Many minorities actually try to change their appearance to look more light-skinned or white. Eliza Noh, assistant professor of Asian American studies at California State University of Fullerton describes how her sister got plastic surgery to make her eyes and nose appear more European-looking because she thought her own appearance as a minority was “ugly.”

There is a boom for plastic surgery in China and Korea, where some clinics perform as many as one hundred procedures a day to reshape eyelids, noses, and faces. Dr. Kim Byung-Gun says, “They always tell me they don’t like their faces…the Chinese and Korean patients tell me that they want to have faces like Americans. The idea of beauty is more westernized recently. That means the Asian people want to have a little less Asian, more westernized appearance. They don’t like big cheekbones or small eyes. They want to have big, bright eyes with slender, nice facial bones.

Adrian Pei, The Minority Experience: Navigating Emotional and Organizational Realities, Intervarsity Press.

Two Sketches

In 2013, the soap company Dove released a series of short films featuring women who were the subjects of an FBI-trained forensic artist. Without actually seeing the women, the artist would draw each woman based on how she described herself. Later, the artist would draw the same woman based on how a stranger described her.

The reveal was shocking. The sketches drawn from the stranger’s description were always more beautiful than the ones in which the women described themselves. The point: many women don’t realize how beautiful they are. The ad was an attempt to help women accept themselves and find greater contentment in their intrinsic beauty.

Donald Miller, Building a StoryBrand: Clarify Your Message So Customers Will Listen.

Whose the Fairest of Them All?

In Disney’s Snow White, when the wicked witch stares in the mirror, she asks a basic question: “Who’s the fairest of them all?” It is a natural, human tendency to measure ourselves against others. But what if that mirror provides a cracked perspective? How do we resist the temptation to define ourselves externally, via comparison with others, and instead develop an integrated self, content within our own parameters? Are there feelings of frustration and inadequacy burrowed into our psyche that we may not even be aware of?
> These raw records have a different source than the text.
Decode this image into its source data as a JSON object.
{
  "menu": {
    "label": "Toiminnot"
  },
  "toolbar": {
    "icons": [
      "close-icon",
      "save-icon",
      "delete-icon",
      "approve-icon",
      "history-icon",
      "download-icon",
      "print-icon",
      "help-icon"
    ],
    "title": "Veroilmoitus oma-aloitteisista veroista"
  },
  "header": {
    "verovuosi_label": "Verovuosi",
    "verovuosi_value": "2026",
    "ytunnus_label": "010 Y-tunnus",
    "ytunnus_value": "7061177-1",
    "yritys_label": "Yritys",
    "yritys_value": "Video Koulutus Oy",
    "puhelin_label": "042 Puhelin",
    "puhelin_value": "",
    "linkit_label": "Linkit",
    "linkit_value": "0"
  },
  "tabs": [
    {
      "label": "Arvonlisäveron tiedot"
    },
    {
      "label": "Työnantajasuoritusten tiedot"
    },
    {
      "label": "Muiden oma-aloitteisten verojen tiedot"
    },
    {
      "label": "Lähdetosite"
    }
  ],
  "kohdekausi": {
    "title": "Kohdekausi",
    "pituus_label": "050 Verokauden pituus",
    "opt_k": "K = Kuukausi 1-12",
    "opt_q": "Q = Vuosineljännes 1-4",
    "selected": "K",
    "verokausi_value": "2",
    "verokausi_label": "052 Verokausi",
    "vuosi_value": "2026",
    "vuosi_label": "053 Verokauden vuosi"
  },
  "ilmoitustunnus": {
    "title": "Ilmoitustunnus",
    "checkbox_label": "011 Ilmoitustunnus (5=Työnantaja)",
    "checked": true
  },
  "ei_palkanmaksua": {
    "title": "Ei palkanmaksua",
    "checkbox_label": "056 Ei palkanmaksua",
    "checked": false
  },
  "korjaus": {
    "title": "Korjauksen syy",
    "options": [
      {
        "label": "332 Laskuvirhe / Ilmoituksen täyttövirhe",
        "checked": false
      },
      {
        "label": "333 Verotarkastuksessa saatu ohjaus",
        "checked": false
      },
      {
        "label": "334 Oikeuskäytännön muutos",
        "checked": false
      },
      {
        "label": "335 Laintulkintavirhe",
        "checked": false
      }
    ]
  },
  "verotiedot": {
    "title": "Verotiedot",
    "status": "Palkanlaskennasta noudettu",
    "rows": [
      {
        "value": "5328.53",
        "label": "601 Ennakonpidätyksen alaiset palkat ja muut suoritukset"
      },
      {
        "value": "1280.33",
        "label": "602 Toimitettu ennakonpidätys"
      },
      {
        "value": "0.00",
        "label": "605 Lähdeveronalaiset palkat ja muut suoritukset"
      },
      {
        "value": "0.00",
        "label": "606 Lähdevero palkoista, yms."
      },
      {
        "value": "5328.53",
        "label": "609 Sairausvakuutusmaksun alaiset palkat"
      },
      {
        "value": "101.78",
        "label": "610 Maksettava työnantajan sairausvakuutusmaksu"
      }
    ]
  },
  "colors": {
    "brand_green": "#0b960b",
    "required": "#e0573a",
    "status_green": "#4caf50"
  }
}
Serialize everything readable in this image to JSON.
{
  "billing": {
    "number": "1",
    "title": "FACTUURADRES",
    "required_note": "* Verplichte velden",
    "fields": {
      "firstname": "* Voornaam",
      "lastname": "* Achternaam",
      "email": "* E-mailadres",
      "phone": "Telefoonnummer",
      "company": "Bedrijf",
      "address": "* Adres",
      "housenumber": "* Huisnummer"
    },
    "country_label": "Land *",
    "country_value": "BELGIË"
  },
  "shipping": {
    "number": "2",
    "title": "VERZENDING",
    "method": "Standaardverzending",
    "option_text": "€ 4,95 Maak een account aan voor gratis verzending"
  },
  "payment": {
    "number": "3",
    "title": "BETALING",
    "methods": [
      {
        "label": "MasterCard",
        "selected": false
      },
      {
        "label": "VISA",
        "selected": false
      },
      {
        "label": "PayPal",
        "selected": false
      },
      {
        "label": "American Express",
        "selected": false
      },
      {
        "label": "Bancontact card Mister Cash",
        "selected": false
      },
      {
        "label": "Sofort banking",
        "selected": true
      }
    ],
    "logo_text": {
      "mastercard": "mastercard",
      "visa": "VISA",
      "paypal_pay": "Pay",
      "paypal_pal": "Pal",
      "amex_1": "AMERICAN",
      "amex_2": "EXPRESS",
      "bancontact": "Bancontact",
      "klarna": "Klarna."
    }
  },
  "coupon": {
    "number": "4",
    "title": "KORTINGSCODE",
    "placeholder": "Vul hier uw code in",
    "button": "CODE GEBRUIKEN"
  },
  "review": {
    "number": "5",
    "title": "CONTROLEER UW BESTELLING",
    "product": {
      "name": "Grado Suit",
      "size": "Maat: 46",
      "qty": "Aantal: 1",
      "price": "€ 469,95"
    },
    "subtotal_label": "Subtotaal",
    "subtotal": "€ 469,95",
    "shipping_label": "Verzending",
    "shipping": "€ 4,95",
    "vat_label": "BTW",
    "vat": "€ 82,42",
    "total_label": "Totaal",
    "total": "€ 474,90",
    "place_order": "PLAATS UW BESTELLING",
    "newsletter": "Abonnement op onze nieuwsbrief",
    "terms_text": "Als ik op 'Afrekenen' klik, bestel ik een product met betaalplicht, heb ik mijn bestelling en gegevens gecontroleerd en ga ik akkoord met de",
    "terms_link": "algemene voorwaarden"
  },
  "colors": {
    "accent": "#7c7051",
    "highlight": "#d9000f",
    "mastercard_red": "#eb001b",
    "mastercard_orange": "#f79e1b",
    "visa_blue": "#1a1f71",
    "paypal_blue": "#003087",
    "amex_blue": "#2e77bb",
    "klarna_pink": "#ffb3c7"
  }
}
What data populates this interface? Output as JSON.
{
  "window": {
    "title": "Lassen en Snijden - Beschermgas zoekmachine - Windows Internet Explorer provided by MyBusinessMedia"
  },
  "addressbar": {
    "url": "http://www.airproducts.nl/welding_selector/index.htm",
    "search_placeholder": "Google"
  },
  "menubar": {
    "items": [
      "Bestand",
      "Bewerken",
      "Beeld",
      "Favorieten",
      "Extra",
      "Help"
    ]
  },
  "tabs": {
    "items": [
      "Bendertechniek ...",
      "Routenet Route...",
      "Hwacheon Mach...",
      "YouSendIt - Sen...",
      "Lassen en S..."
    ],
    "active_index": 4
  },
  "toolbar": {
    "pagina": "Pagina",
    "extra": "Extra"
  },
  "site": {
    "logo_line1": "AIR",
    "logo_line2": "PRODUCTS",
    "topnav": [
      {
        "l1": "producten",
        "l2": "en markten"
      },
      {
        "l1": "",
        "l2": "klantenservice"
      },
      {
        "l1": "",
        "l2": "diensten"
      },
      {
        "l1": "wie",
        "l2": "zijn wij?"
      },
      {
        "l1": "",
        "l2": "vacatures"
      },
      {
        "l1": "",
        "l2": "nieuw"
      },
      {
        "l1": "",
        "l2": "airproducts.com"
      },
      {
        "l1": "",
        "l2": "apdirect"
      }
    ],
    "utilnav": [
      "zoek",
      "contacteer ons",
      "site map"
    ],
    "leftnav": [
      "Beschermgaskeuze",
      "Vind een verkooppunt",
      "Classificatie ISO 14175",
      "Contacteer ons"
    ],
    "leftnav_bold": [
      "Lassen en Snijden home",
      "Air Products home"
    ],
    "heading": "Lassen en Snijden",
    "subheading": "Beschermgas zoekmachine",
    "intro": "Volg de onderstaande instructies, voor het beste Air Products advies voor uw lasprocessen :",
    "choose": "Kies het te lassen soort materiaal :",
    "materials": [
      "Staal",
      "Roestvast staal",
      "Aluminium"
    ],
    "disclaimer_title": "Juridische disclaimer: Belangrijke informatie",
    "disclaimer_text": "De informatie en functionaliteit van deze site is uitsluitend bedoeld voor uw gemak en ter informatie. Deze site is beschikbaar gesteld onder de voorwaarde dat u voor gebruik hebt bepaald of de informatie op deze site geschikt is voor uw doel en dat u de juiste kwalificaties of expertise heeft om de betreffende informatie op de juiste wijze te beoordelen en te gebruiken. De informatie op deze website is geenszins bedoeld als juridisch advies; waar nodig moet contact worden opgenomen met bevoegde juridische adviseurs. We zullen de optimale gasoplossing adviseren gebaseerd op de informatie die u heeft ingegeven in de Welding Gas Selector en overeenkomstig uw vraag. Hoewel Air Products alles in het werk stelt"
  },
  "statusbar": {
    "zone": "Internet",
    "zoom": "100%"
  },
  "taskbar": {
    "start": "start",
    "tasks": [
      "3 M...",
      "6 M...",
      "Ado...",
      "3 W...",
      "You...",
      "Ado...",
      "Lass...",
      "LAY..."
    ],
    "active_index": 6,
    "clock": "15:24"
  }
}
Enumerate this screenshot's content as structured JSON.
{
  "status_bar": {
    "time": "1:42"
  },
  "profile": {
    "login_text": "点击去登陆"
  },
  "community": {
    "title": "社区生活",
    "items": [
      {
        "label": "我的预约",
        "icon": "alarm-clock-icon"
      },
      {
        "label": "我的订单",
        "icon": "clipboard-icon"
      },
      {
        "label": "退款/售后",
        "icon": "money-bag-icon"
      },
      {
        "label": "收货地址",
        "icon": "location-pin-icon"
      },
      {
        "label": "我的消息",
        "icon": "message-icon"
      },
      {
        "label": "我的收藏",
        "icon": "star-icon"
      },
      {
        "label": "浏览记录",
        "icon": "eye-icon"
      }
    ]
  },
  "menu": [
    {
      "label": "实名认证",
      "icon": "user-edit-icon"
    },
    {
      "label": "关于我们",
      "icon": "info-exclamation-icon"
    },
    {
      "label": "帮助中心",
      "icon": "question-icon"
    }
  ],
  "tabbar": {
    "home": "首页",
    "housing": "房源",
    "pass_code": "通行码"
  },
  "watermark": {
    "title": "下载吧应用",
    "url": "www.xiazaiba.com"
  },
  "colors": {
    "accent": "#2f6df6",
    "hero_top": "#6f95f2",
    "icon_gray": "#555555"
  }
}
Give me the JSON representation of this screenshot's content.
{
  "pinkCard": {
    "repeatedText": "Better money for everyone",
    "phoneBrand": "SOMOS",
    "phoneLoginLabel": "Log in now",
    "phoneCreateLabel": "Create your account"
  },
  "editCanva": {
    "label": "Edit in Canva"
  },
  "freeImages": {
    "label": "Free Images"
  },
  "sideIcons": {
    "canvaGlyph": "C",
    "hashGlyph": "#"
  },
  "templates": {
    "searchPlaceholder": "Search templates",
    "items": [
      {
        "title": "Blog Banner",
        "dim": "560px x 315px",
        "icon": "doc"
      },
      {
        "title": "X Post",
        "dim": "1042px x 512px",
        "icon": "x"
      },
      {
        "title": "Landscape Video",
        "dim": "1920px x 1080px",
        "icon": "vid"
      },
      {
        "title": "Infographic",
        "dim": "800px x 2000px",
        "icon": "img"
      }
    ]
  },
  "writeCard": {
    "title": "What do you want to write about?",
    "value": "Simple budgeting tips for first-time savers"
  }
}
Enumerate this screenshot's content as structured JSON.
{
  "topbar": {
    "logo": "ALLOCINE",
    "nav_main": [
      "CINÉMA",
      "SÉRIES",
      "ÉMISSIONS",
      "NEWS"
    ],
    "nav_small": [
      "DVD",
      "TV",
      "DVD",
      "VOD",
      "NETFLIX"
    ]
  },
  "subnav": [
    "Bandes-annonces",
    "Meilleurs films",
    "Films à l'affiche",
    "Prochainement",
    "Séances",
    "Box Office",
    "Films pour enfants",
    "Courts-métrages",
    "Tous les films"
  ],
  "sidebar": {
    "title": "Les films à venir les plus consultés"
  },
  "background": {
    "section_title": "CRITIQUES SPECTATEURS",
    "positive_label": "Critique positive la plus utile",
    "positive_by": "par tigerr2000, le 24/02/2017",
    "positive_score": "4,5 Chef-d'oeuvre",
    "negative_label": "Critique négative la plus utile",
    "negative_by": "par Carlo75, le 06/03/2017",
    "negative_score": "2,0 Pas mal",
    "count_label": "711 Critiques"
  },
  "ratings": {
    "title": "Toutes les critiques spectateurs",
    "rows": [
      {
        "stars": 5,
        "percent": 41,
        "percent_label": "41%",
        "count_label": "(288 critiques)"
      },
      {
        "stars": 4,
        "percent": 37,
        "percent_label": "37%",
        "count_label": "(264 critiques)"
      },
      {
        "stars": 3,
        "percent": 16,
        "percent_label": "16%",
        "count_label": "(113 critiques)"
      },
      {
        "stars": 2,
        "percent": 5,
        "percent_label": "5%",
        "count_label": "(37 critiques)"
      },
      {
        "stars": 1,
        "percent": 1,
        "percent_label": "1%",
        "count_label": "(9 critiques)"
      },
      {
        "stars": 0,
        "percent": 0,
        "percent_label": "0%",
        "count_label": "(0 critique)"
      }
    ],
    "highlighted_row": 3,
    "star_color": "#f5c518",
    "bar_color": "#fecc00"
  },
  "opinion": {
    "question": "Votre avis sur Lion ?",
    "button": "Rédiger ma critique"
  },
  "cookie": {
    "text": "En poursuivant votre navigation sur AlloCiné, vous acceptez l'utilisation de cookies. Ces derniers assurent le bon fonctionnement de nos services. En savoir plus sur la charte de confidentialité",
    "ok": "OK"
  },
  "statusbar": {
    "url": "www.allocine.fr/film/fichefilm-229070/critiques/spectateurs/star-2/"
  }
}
Craig Detweiler, Selfies: Searching for the Image of God in a Digital Age, Baker Publishing Group, 2018, p.129.

See also Illustrations on Appearances, Body-ImageIdentityInsecurity, Personality, Self-Awareness